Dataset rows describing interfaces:
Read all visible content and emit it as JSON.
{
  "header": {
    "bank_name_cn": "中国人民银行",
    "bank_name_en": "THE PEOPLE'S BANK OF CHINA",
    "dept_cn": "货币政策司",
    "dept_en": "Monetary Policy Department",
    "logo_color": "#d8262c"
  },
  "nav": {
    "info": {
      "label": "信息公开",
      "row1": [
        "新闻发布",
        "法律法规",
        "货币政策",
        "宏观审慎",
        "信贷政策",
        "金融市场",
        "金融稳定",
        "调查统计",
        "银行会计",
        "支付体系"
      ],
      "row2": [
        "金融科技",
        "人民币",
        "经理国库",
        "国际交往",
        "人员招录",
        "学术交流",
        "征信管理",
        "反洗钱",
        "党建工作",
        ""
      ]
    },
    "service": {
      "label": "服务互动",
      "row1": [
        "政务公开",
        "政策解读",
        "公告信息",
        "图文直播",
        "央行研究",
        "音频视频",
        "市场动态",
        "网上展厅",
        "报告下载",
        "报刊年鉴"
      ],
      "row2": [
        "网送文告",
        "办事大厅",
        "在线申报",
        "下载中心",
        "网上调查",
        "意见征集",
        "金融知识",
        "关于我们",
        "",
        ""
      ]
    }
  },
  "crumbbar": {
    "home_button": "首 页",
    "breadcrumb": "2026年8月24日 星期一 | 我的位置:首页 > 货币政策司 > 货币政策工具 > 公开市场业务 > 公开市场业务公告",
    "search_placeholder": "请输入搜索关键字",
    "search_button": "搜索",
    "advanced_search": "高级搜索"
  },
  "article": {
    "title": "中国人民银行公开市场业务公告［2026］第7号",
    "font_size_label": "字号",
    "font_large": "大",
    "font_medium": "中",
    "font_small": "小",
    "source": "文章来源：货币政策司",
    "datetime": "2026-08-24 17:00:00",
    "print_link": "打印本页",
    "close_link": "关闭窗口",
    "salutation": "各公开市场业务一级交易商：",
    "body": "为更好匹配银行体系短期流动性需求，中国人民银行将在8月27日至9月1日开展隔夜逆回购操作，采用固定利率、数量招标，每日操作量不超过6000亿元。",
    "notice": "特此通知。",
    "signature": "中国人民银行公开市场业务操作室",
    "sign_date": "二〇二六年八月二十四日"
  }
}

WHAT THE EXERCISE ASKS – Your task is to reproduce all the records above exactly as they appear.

WRITTEN ANSWER –
Read all visible content and emit it as JSON.
{
  "header": {
    "bank_name_cn": "中国人民银行",
    "bank_name_en": "THE PEOPLE'S BANK OF CHINA",
    "dept_cn": "货币政策司",
    "dept_en": "Monetary Policy Department",
    "logo_color": "#d8262c"
  },
  "nav": {
    "info": {
      "label": "信息公开",
      "row1": [
        "新闻发布",
        "法律法规",
        "货币政策",
        "宏观审慎",
        "信贷政策",
        "金融市场",
        "金融稳定",
        "调查统计",
        "银行会计",
        "支付体系"
      ],
      "row2": [
        "金融科技",
        "人民币",
        "经理国库",
        "国际交往",
        "人员招录",
        "学术交流",
        "征信管理",
        "反洗钱",
        "党建工作",
        ""
      ]
    },
    "service": {
      "label": "服务互动",
      "row1": [
        "政务公开",
        "政策解读",
        "公告信息",
        "图文直播",
        "央行研究",
        "音频视频",
        "市场动态",
        "网上展厅",
        "报告下载",
        "报刊年鉴"
      ],
      "row2": [
        "网送文告",
        "办事大厅",
        "在线申报",
        "下载中心",
        "网上调查",
        "意见征集",
        "金融知识",
        "关于我们",
        "",
        ""
      ]
    }
  },
  "crumbbar": {
    "home_button": "首 页",
    "breadcrumb": "2026年8月24日 星期一 | 我的位置:首页 > 货币政策司 > 货币政策工具 > 公开市场业务 > 公开市场业务公告",
    "search_placeholder": "请输入搜索关键字",
    "search_button": "搜索",
    "advanced_search": "高级搜索"
  },
  "article": {
    "title": "中国人民银行公开市场业务公告［2026］第7号",
    "font_size_label": "字号",
    "font_large": "大",
    "font_medium": "中",
    "font_small": "小",
    "source": "文章来源：货币政策司",
    "datetime": "2026-08-24 17:00:00",
    "print_link": "打印本页",
    "close_link": "关闭窗口",
    "salutation": "各公开市场业务一级交易商：",
    "body": "为更好匹配银行体系短期流动性需求，中国人民银行将在8月27日至9月1日开展隔夜逆回购操作，采用固定利率、数量招标，每日操作量不超过6000亿元。",
    "notice": "特此通知。",
    "signature": "中国人民银行公开市场业务操作室",
    "sign_date": "二〇二六年八月二十四日"
  }
}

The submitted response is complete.